<Australia Breaknews=Report By James. Kim, New York>
As the U.S. presidential election approaches, North Korean watchers expect a "October surprise," a dramatic shift in U.S.-North Korea relations that will dominate the high ground in favor of current President Donald Trump and make headlines around the world.
Some have suggested that President Trump may choose another summit with North Korean leader Kim Jong-un to arrange the stalled nuclear talks with Pyongyang, which could make it imperative for his foreign policy to win a victory in boosting his chances of re-election. Despite all the circumstances of his time at the White House and the "Trump-Kim chemistry," Trump's nuclear diplomacy with North Korea has yet to make any other progress toward the initial goal of denuclearization.
In July, former White House National Security Adviser John Bolton predicted a potential summit as a "October surprise," saying another meeting with "his friend" Kim Jong-un could reverse the situation if the U.S. president falls into "deep distress."
But North Korea denied it, saying it has no intention of being used as a tool to "break through the political crisis" by "facing" the U.S.
Prospects for a third summit between the two leaders were revived this month, with officials from South Korea and the U.S. repeatedly stressing the need to resume stalled dialogue with the North. Secretary of State Mike Pompeii added that the U.S. hopes to resume "serious dialogue" with North Korea to achieve complete denuclearization.
Both the U.S. and North Korea need to pursue nuclear negotiations, but some experts here argue that serious negotiations between the two leaders are unlikely before the election.
The possibility of another summit meeting between North Korea and the U.S. in October is almost slim, said J, an analyst at the Sejong Institute in Seoul. "North Korea will already benefit from the U.S. president's diplomatic achievements," he said, refuting the possibility of another summit several times.
He added that the U.S. would not reach out to North Korea if Kim was unlikely to return to the talks. This can be interpreted as meaning that President Trump does not have much time and energy to pay attention to North Korea while dealing with domestic issues such as the COVID-19 crisis.

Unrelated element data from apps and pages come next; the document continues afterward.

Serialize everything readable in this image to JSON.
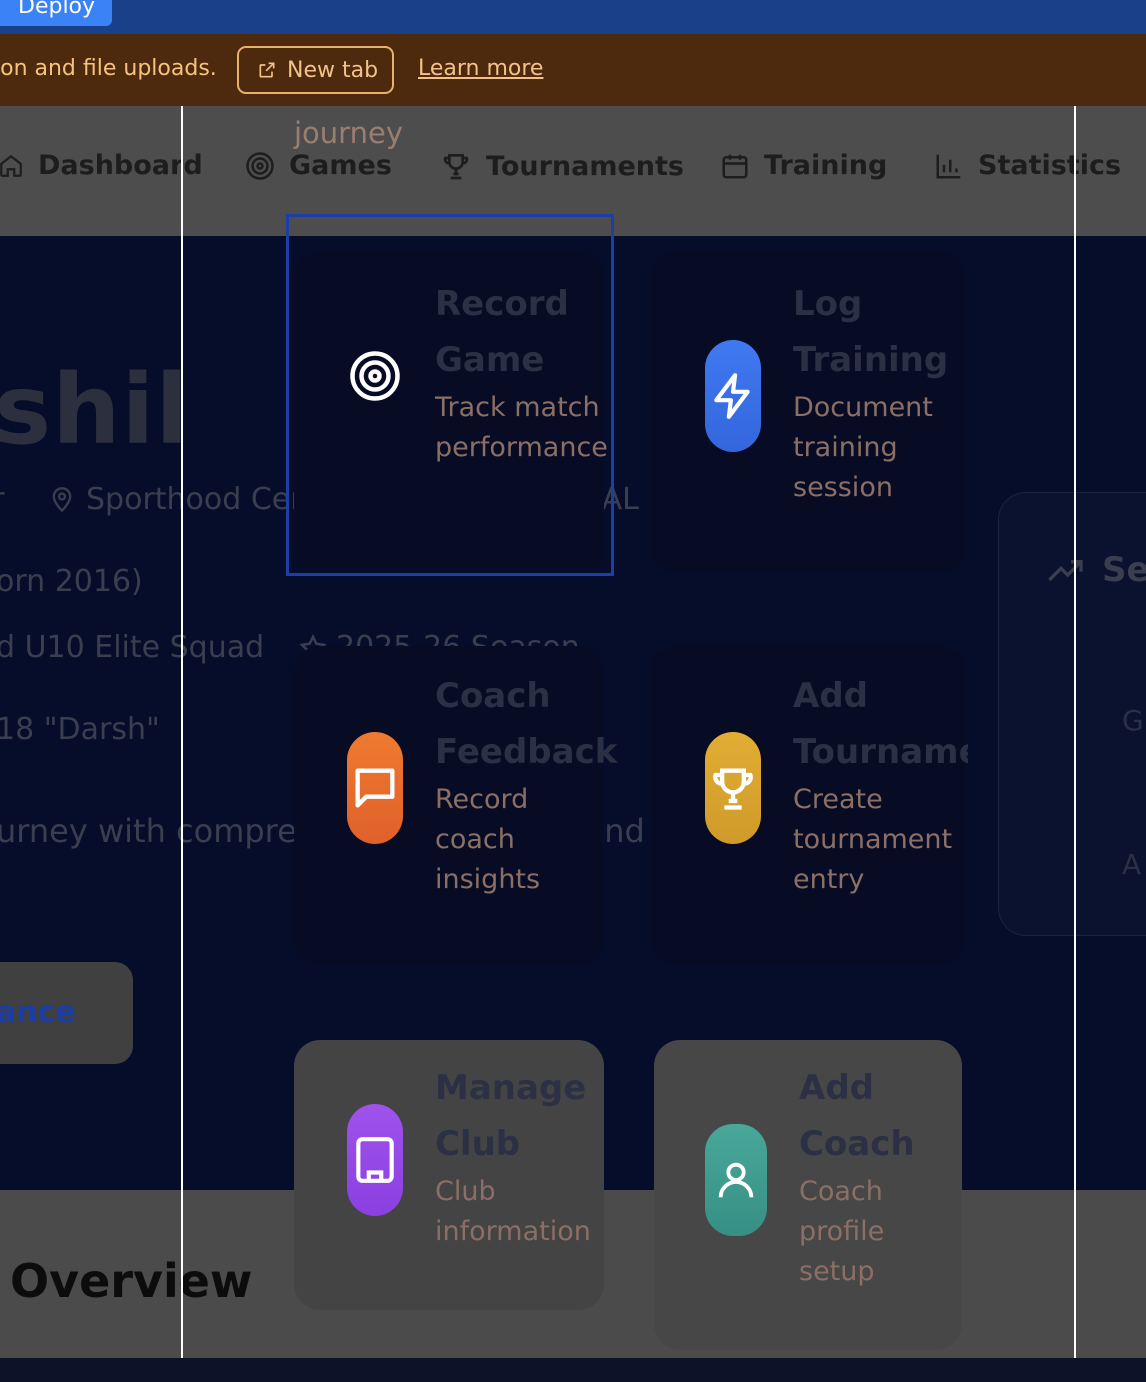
{
  "topbar": {
    "deploy_label": "Deploy"
  },
  "banner": {
    "message": "ion and file uploads.",
    "new_tab_label": "New tab",
    "learn_more_label": "Learn more"
  },
  "nav": {
    "journey_label": "journey",
    "items": [
      {
        "label": "Dashboard",
        "icon": "home-icon"
      },
      {
        "label": "Games",
        "icon": "target-icon"
      },
      {
        "label": "Tournaments",
        "icon": "trophy-icon"
      },
      {
        "label": "Training",
        "icon": "calendar-icon"
      },
      {
        "label": "Statistics",
        "icon": "bar-chart-icon"
      }
    ]
  },
  "hero": {
    "name_fragment": "shil",
    "role_fragment": "r",
    "location": "Sporthood Center of Excellence, HAL Sports Club",
    "born": "orn 2016)",
    "squad": "d U10 Elite Squad",
    "season": "2025-26 Season",
    "nickname": "18 \"Darsh\"",
    "tagline": "urney with comprehensive analytics and performance",
    "cta_label": "ance",
    "side_card_title": "Se",
    "side_card_line1": "G",
    "side_card_line2": "A"
  },
  "actions": [
    {
      "title_line1": "Record",
      "title_line2": "Game",
      "subtitle": [
        "Track match",
        "performance"
      ],
      "icon": "target-icon",
      "color": "#000000"
    },
    {
      "title_line1": "Log",
      "title_line2": "Training",
      "subtitle": [
        "Document",
        "training",
        "session"
      ],
      "icon": "lightning-icon",
      "color": "#3b6fe8"
    },
    {
      "title_line1": "Coach",
      "title_line2": "Feedback",
      "subtitle": [
        "Record",
        "coach",
        "insights"
      ],
      "icon": "chat-icon",
      "color": "#ea6d2e"
    },
    {
      "title_line1": "Add",
      "title_line2": "Tourname",
      "subtitle": [
        "Create",
        "tournament",
        "entry"
      ],
      "icon": "trophy-icon",
      "color": "#d9a530"
    },
    {
      "title_line1": "Manage",
      "title_line2": "Club",
      "subtitle": [
        "Club",
        "information"
      ],
      "icon": "building-icon",
      "color": "#9a4ae6"
    },
    {
      "title_line1": "Add",
      "title_line2": "Coach",
      "subtitle": [
        "Coach",
        "profile",
        "setup"
      ],
      "icon": "user-icon",
      "color": "#3d9a8e"
    }
  ],
  "overview_title": "Overview"
}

It may be a sign of a loss of appetite for Pyongyang, but President Trump excluded North Korea from his speech at the U.N. General Assembly this month for the first time since he began his term in 2017. Given the U.S. president's track record of using the U.N. stage to warn or praise North Korea, observers say that the exclusion of North Korea despite the worsening relations with the North could prove Trump's change of heart.
President Trump and Chairman Kim met three times, starting with Singapore's first bilateral summit in June 2018, and exchanged many personal letters, citing "deep and special friendship." The second summit in Hanoi in February last year was divided without negotiations as the two failed to narrow differences on the scale of sanctions relief at the cost of denuclearization. The two met briefly at the truce village of Panmunjom in the Demilitarized Zone (DMZ) in June of that year, but only took photos without meaningful progress.
Park Won-gon, professor of international politics at Handong Global University, said, "It is unlikely that there will be another high-level meeting like this, but there may still be efforts by the U.S. to manage the North Korean situation to prevent further provocations before the election."
There is growing interest in whether small-scale meetings between the two countries will be more likely, with the U.S. offering humanitarian aid to the North to stabilize the presidential election.